New rule requires equal treatment for mental illness
Five years after the passage of a groundbreaking law establishing equality between mental health care and other medical treatments, the Obama administration will announce its final rule Friday defining how that treatment must be provided. White House officials said the rule would require insurers to charge similar co-payments for mental health treatment as they would for physical ailments, to not require insurer’s approval before prescribing a type of treatment and to clarify how parity will apply to inpatient and outpatient treatment for a variety of conditions.
For example, the rule ensures that parity applies to services such as residential or intensive outpatient treatment. It also clarifies the transparency requirements insurance companies must follow, so consumers can be equipped with the information they need to make sure their plans are complying with the law.
The final rule issued today implements the Paul Wellstone and Pete Domenici Mental Health Parity and Addiction Equity Act and ensures that health plan features such as copays, deductibles, and visit limits are generally not more restrictive for mental health/substance use disorders benefits than they are for medical/surgical benefits.
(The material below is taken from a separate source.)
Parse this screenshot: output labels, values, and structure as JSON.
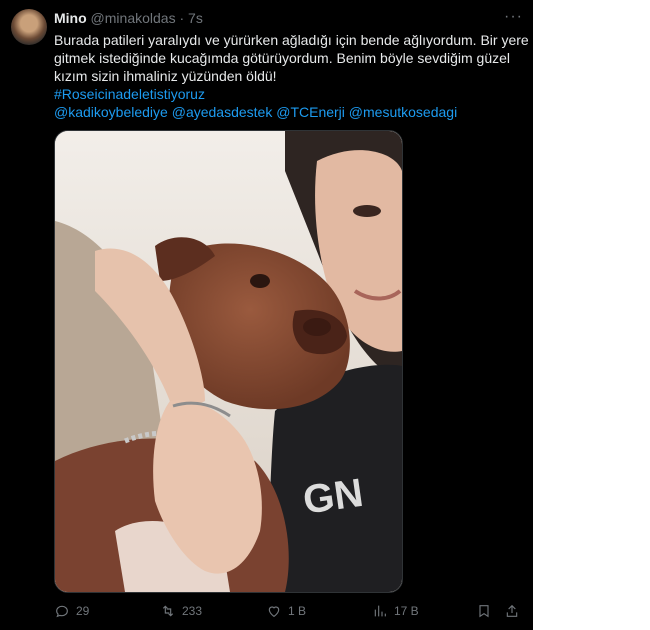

Today’s action also includes specific additional consumer protections, such as the following:
• Ensuring that parity applies to intermediate levels of care received in residential treatment or intensive outpatient settings;
• Clarifying the scope of the transparency required by health plans, including the disclosure rights of plan participants, to ensure compliance with the law;
• Clarifying that parity applies to all plan standards, including geographic limits, facility-type limits, and network adequacy; and
• Eliminating the provision that allowed insurance companies to make an exception to parity requirements for certain benefits on the basis of “clinically appropriate standards of care,” which clinical experts advised was not necessary and which is confusing and open to potential abuse.
Go to the Mental Health Parity and Addiction Equity Act: